If a line in the entries below contains "ELCRIS", copy it.

[Available data]
----
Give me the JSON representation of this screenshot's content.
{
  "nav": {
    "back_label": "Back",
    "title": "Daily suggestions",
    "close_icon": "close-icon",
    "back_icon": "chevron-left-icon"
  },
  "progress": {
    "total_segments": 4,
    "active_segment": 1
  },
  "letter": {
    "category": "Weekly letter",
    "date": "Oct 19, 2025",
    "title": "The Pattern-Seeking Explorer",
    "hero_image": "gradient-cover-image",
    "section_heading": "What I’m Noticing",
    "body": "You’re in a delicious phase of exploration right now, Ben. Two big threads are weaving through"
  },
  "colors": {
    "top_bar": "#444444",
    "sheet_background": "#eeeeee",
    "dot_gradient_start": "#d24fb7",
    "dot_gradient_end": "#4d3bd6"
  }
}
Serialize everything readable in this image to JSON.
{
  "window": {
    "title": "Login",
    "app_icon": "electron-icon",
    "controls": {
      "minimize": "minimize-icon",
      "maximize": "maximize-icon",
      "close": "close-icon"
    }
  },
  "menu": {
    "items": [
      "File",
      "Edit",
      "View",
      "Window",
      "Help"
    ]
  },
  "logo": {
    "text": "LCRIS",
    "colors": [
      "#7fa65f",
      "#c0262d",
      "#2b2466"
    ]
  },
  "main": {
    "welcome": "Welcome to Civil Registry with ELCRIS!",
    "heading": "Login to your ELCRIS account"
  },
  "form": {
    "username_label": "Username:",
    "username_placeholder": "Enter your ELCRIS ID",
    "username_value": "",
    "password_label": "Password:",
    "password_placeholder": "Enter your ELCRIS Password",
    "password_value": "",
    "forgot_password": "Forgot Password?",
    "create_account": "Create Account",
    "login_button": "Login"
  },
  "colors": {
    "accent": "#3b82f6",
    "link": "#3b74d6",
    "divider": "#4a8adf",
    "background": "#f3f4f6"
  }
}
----
[Task result]
    "welcome": "Welcome to Civil Registry with ELCRIS!",
    "heading": "Login to your ELCRIS account"
    "username_placeholder": "Enter your ELCRIS ID",
    "password_placeholder": "Enter your ELCRIS Password",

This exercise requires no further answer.